We have lots of firsts. Memories of many bury themselves deeply within our minds because they seem inconsequential to our daily lives, but there they stay. There must be some reason that the vestiges of those firsts remain in our memories—perhaps to aid us when we experience similar things in our lives, or maybe they dwell there simply to give us a smile on a winter’s night when an old friend pops up and says, “Remember?”
He is an old friend, and he did pop up a few nights ago on Facebook and said hello. He’s an important old friend, someone with whom I shared entry into the world of true romance.
We were seven. He is upper left; I am the blonde smack in the middle.
It was early fall and second grade had just begun. I had little interest in boys beyond how hard I could kick them in the shins when they got too close (yes, I was a bit of a terror), or which would play the best “Batman” on the playground to my “Catwoman.” Our Batman play involved a large, heavily rooted tree on the edge of the asphalt playground. We ran around and around the tree before taking off to the monkey bars that would, today, cause cardiac arrest for any observing safety inspectors. We would then return to the playground over a cracked and weed-infested concrete area with tall chain link fences at either end that was once a tennis court; our school had been a high school a decade before. After traversing the tennis court, the running around the tree began again. I am not sure how our play re-enacted the Batman show, but that was how it worked.

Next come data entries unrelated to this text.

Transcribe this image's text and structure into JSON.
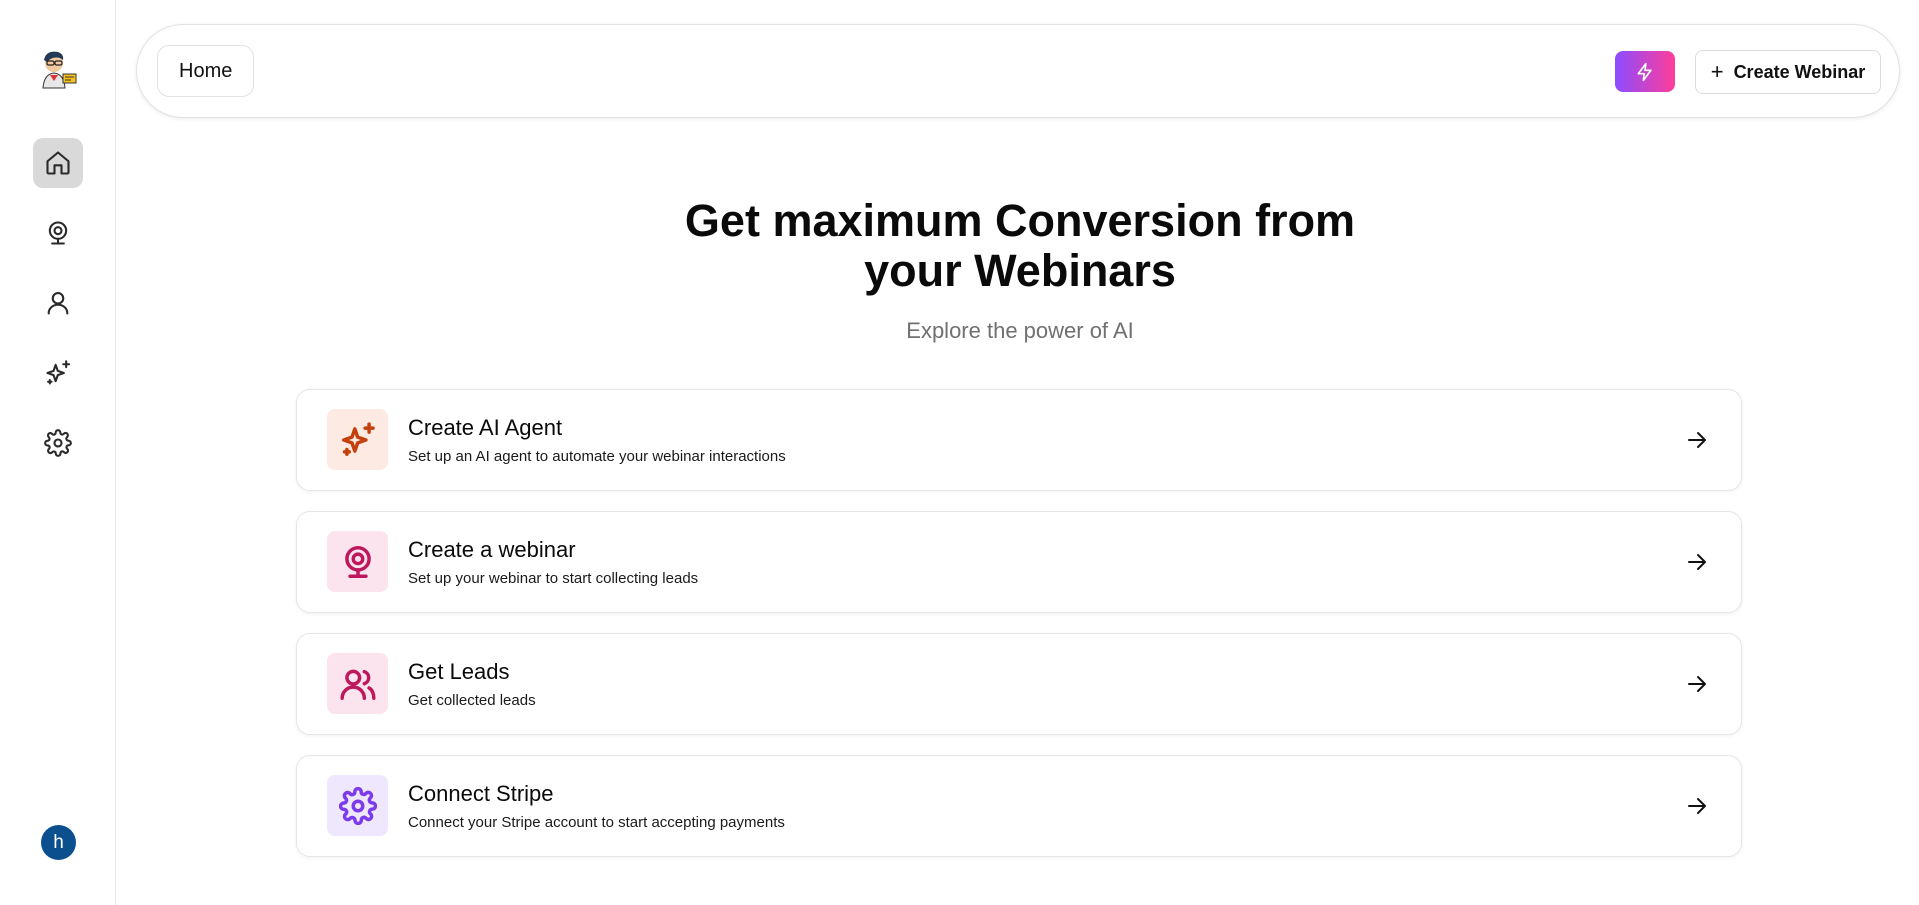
{
  "sidebar": {
    "items": [
      {
        "name": "home-icon",
        "active": true
      },
      {
        "name": "webinar-icon",
        "active": false
      },
      {
        "name": "user-icon",
        "active": false
      },
      {
        "name": "sparkles-icon",
        "active": false
      },
      {
        "name": "gear-icon",
        "active": false
      }
    ],
    "avatar_initial": "h"
  },
  "header": {
    "breadcrumb": "Home",
    "create_label": "Create Webinar",
    "create_icon": "+"
  },
  "hero": {
    "title_line1": "Get maximum Conversion from",
    "title_line2": "your Webinars",
    "subtitle": "Explore the power of AI"
  },
  "cards": [
    {
      "title": "Create AI Agent",
      "description": "Set up an AI agent to automate your webinar interactions",
      "icon": "sparkles-icon",
      "color": "#c2410c",
      "bg": "#fdeae3"
    },
    {
      "title": "Create a webinar",
      "description": "Set up your webinar to start collecting leads",
      "icon": "webcam-icon",
      "color": "#be185d",
      "bg": "#fce4ee"
    },
    {
      "title": "Get Leads",
      "description": "Get collected leads",
      "icon": "users-icon",
      "color": "#be185d",
      "bg": "#fce4ee"
    },
    {
      "title": "Connect Stripe",
      "description": "Connect your Stripe account to start accepting payments",
      "icon": "gear-icon",
      "color": "#7c3aed",
      "bg": "#efe7fd"
    }
  ],
  "colors": {
    "accent_gradient_start": "#8b4dff",
    "accent_gradient_end": "#ff3d9a",
    "avatar_bg": "#0b4f8f"
  }
}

The boy that caught my attention was not a Batman. He stood off to the side, often staring at me, and I didn’t know what to do with that. He didn’t come close enough to kick him, so he was a complete enigma.
He drew me away like no one has done since. How could one not investigate such a mystery?
When we recently chatted he casually mentioned being near “The Portables,” which were portable classrooms outside of the main school whose use was reserved for cool second graders, because who else was there in the Universe?
He mentioned the grass near The Portables as if it was just grass. It wasn’t. It was the grass of the kids who were separate from the rest for good reason—we were cool second graders with cool portables. There was a small hill of mown grass near The Portables on which only cool kids could sit (including some older student usurpers), and of those cool kids, only those who were romantically involved.
We had only the slightest idea of what romantic meant, but we were placed in a situation where we needed to learn quickly. If we had not, the older kids might have chased us off of our little hill of grass, and the weight of that embarrassment could not be borne.
I followed the boy with the brown-red hair to be near The Portables. I pretended I had a reason to be there and kicked other boys when necessary, to prove I had a reason. That boy with the brown-red hair had nothing to do with my being there. I didn’t like him at all. I went home and expounded on how I didn’t like him at all.
A couple of days ago when I mentioned his name to Grandma Beanie, her eyes lit up with recognition. She knew I didn’t like him at all. That is why we all remember his name forty five years later. He meant nothing. Nothing.
He meant everything, but it was a hard sell to get me to admit that when I was seven. I wasn’t going to like him, because that was not what self-respecting tomboys did. They didn’t like boys, not at all.
During the time I was not going to like him at all Grandpa John often said, “We are going to have a bunch of little Gooshwalls running around here.” The whole family teased me with that for years—no—decades. The last conversation I had with Johnny as he taught me to reload shotgun shells included hunting, field dressing game, baby powder and Gooshwalls.
My old friend will recognize that murdered name. I hope he will know that we all remember his real name and appreciate him. I hope he will understand that all of my family could not have recognized his name if I had not spoken of him constantly when I was a very romantic seven year old child.
He was my first.
He held my hand on the mown grass outside of The Portables when we seemingly had no idea of what romance was about. But we did know. We knew romance in its purest form. We knew it in the best form.
We didn’t have any Gooshwalls running around here, but we all have irreplaceable memories because of my dear old friend that said hello a few nights ago.
Thank you, Jerry. Thank you for then, and thank you for now.